Count every line in the following entries that holds the word "this". Only the number should be given.
*** Opening Material provided ***
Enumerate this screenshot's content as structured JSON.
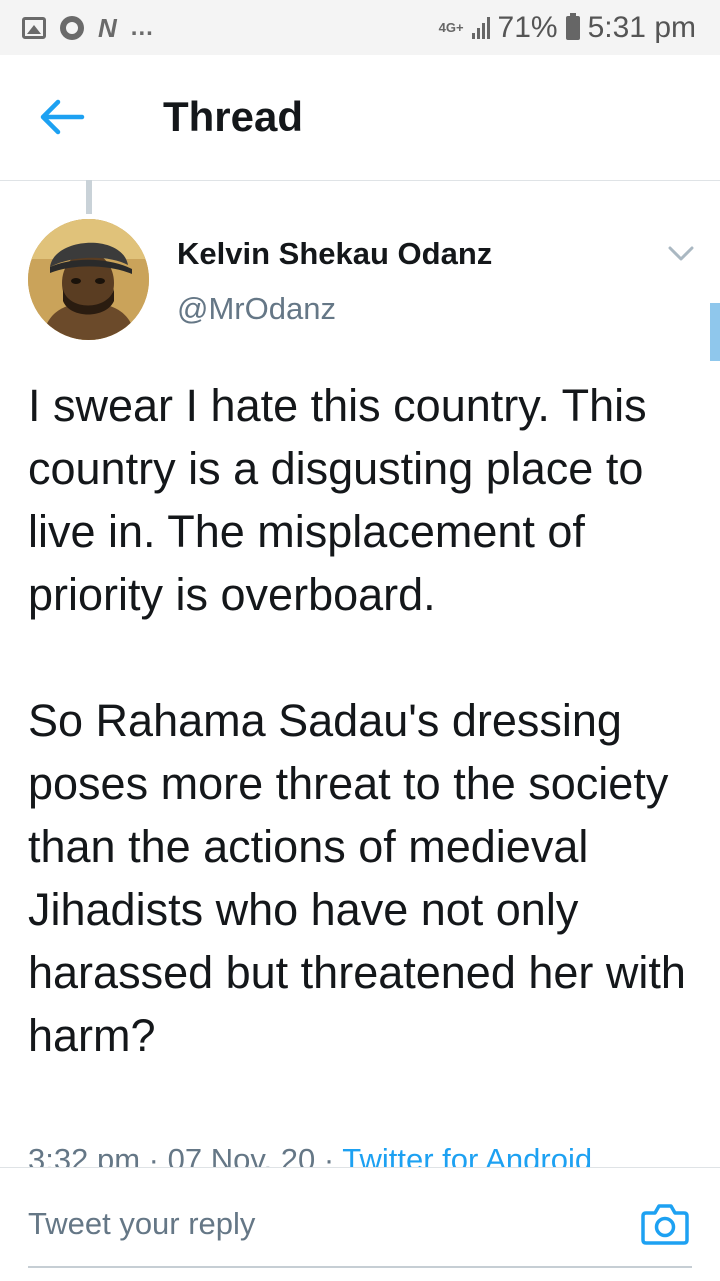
{
  "status_bar": {
    "network": "4G+",
    "battery": "71%",
    "time": "5:31 pm",
    "left_icons": [
      "gallery-icon",
      "circle-app-icon",
      "n-app-icon"
    ],
    "more": "..."
  },
  "header": {
    "title": "Thread",
    "back_icon": "arrow-left-icon"
  },
  "tweet": {
    "author_name": "Kelvin Shekau Odanz",
    "author_handle": "@MrOdanz",
    "paragraph_1": "I swear I hate this country. This country is a disgusting place to live in. The misplacement of priority is overboard.",
    "paragraph_2": "So Rahama Sadau's dressing poses more threat to the society than the actions of medieval Jihadists who have not only harassed but threatened her with harm?",
    "time": "3:32 pm",
    "date": "07 Nov. 20",
    "separator": "·",
    "source": "Twitter for Android"
  },
  "reply": {
    "placeholder": "Tweet your reply",
    "camera_icon": "camera-icon"
  },
  "colors": {
    "accent": "#1da1f2",
    "text_primary": "#14171a",
    "text_secondary": "#657786"
  }
}
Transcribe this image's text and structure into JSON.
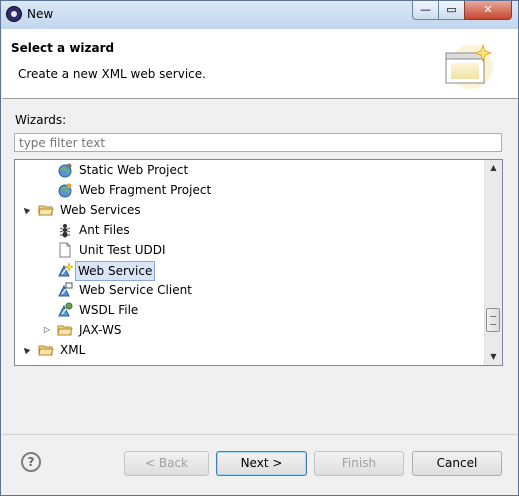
{
  "window": {
    "title": "New"
  },
  "titlebar": {
    "min_glyph": "—",
    "max_glyph": "▭",
    "close_glyph": "✕"
  },
  "header": {
    "title": "Select a wizard",
    "description": "Create a new XML web service."
  },
  "wizards_label": "Wizards:",
  "filter": {
    "placeholder": "type filter text",
    "value": ""
  },
  "tree": {
    "items": [
      {
        "label": "Static Web Project",
        "icon": "globe-icon",
        "twisty": ""
      },
      {
        "label": "Web Fragment Project",
        "icon": "globe-icon",
        "twisty": ""
      },
      {
        "label": "Web Services",
        "icon": "folder-open-icon",
        "twisty": "▲"
      },
      {
        "label": "Ant Files",
        "icon": "ant-icon",
        "twisty": ""
      },
      {
        "label": "Unit Test UDDI",
        "icon": "file-icon",
        "twisty": ""
      },
      {
        "label": "Web Service",
        "icon": "web-service-icon",
        "twisty": "",
        "selected": true
      },
      {
        "label": "Web Service Client",
        "icon": "web-service-client-icon",
        "twisty": ""
      },
      {
        "label": "WSDL File",
        "icon": "wsdl-file-icon",
        "twisty": ""
      },
      {
        "label": "JAX-WS",
        "icon": "folder-icon",
        "twisty": "▷"
      },
      {
        "label": "XML",
        "icon": "folder-open-icon",
        "twisty": "▲"
      }
    ],
    "scroll_up": "▲",
    "scroll_down": "▼"
  },
  "buttons": {
    "help": "?",
    "back": "< Back",
    "next": "Next >",
    "finish": "Finish",
    "cancel": "Cancel"
  }
}
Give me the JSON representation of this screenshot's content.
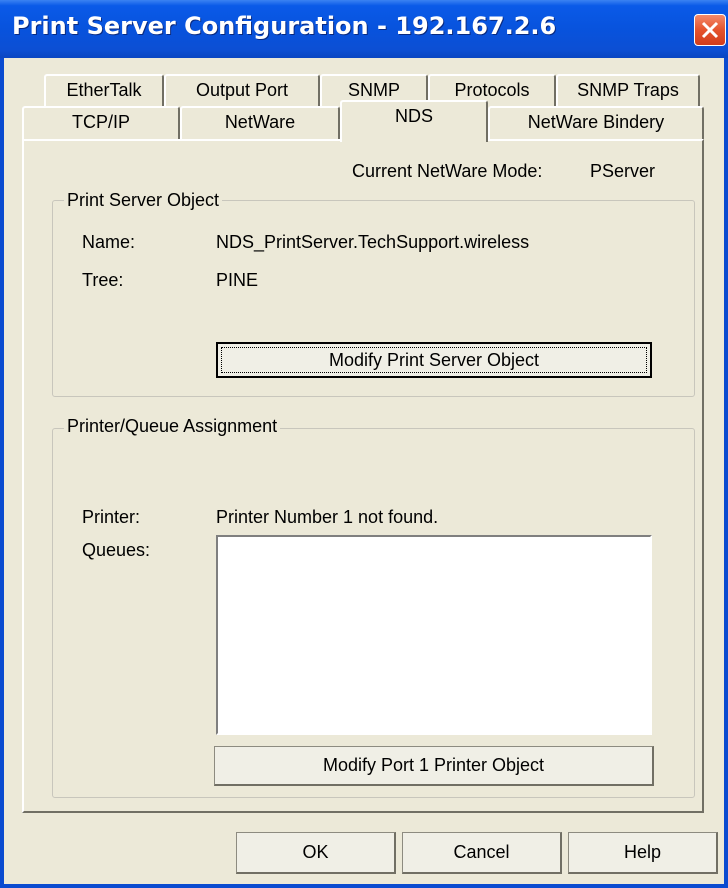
{
  "window": {
    "title": "Print Server Configuration - 192.167.2.6"
  },
  "tabs": {
    "row1": [
      "EtherTalk",
      "Output Port",
      "SNMP",
      "Protocols",
      "SNMP Traps"
    ],
    "row2": [
      "TCP/IP",
      "NetWare",
      "NDS",
      "NetWare Bindery"
    ],
    "active": "NDS"
  },
  "mode": {
    "label": "Current NetWare Mode:",
    "value": "PServer"
  },
  "print_server": {
    "group_label": "Print Server Object",
    "name_label": "Name:",
    "name_value": "NDS_PrintServer.TechSupport.wireless",
    "tree_label": "Tree:",
    "tree_value": "PINE",
    "modify_button": "Modify Print Server Object"
  },
  "printer_queue": {
    "group_label": "Printer/Queue Assignment",
    "printer_label": "Printer:",
    "printer_value": "Printer Number 1 not found.",
    "queues_label": "Queues:",
    "queues": [],
    "modify_button": "Modify Port 1 Printer Object"
  },
  "footer": {
    "ok": "OK",
    "cancel": "Cancel",
    "help": "Help"
  },
  "colors": {
    "titlebar": "#0a5ae8",
    "dialog_bg": "#ece9d8",
    "close_button": "#e5532d"
  }
}
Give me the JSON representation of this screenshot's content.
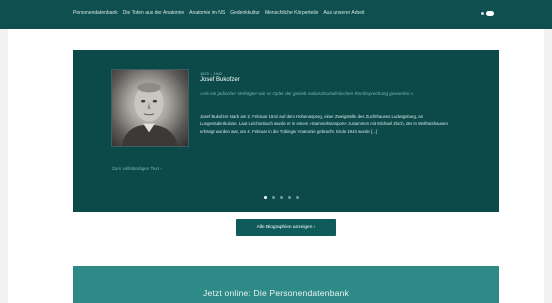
{
  "nav": {
    "items": [
      "Personendatenbank",
      "Die Toten aus der Anatomie",
      "Anatomie im NS",
      "Gedenkkultur",
      "Menschliche Körperteile",
      "Aus unserer Arbeit"
    ]
  },
  "slider": {
    "years": "1870 – 1942",
    "name": "Josef Bukofzer",
    "quote": "»Als ein jüdischer Verfolgter war er Opfer der gezielt nationalsozialistischen Rechtsprechung geworden.«",
    "bio": "Josef Bukofzer starb am 2. Februar 1942 auf dem Hohenasperg, einer Zweigstelle des Zuchthauses Ludwigsburg, an Lungentuberkulose. Laut Leichenbuch wurde er in einem »Sammeltransport« zusammen mit Michael Zloch, der in Wolfratshausen erhängt worden war, am 4. Februar in die Tübinger Anatomie gebracht. Ende 1943 wurde [...]",
    "read_more": "Zum vollständigen Text ›",
    "dot_count": 5,
    "active_dot": 0
  },
  "button": {
    "label": "Alle Biographien anzeigen ›"
  },
  "banner": {
    "title": "Jetzt online: Die Personendatenbank"
  },
  "colors": {
    "header": "#0f4f50",
    "slider": "#0c4a4a",
    "banner": "#2e8a86",
    "accent_text": "#7fb2ad"
  }
}
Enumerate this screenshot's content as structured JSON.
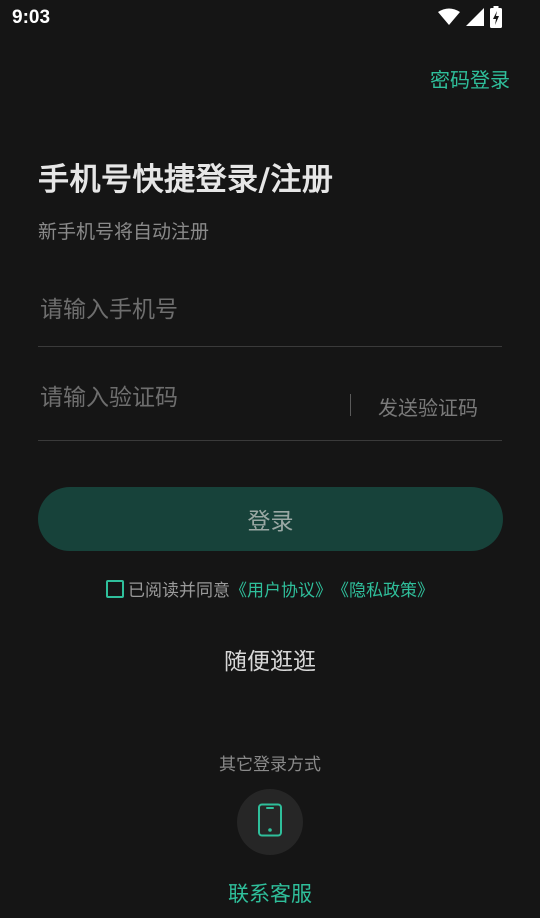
{
  "status_bar": {
    "time": "9:03",
    "icons": [
      "wifi-icon",
      "signal-icon",
      "battery-charging-icon"
    ]
  },
  "header": {
    "password_login": "密码登录"
  },
  "title": "手机号快捷登录/注册",
  "subtitle": "新手机号将自动注册",
  "form": {
    "phone_placeholder": "请输入手机号",
    "code_placeholder": "请输入验证码",
    "send_code": "发送验证码",
    "login_button": "登录"
  },
  "agreement": {
    "prefix": "已阅读并同意",
    "user_agreement": "《用户协议》",
    "privacy_policy": "《隐私政策》"
  },
  "browse": "随便逛逛",
  "other_login": {
    "label": "其它登录方式",
    "icon": "phone-icon"
  },
  "contact_service": "联系客服",
  "colors": {
    "background": "#151515",
    "accent": "#2fbf9b",
    "button_bg": "#17423a"
  }
}
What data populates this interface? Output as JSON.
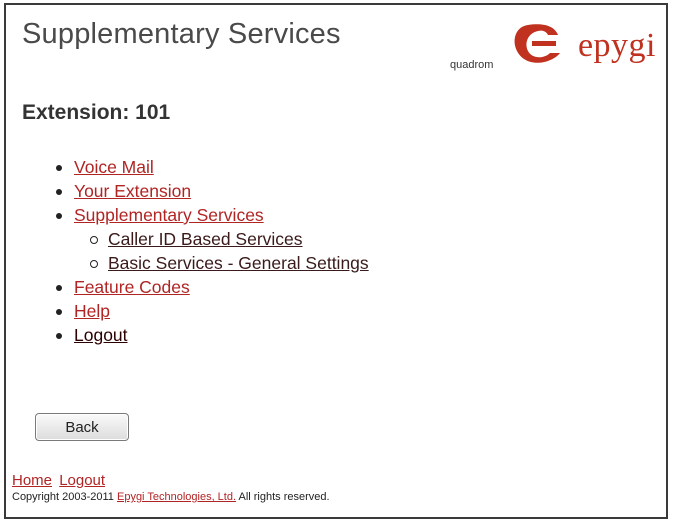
{
  "header": {
    "title": "Supplementary Services",
    "logo_sub": "quadrom",
    "logo_text": "epygi",
    "brand_color": "#c0311f"
  },
  "extension": {
    "label": "Extension: 101"
  },
  "menu": {
    "items": [
      {
        "label": "Voice Mail"
      },
      {
        "label": "Your Extension"
      },
      {
        "label": "Supplementary Services"
      },
      {
        "label": "Caller ID Based Services"
      },
      {
        "label": "Basic Services - General Settings"
      },
      {
        "label": "Feature Codes"
      },
      {
        "label": "Help"
      },
      {
        "label": "Logout"
      }
    ]
  },
  "actions": {
    "back_label": "Back"
  },
  "footer": {
    "home": "Home",
    "logout": "Logout",
    "copyright_prefix": "Copyright 2003-2011",
    "company": "Epygi Technologies, Ltd.",
    "copyright_suffix": "All rights reserved."
  }
}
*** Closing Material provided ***
Completed task:
7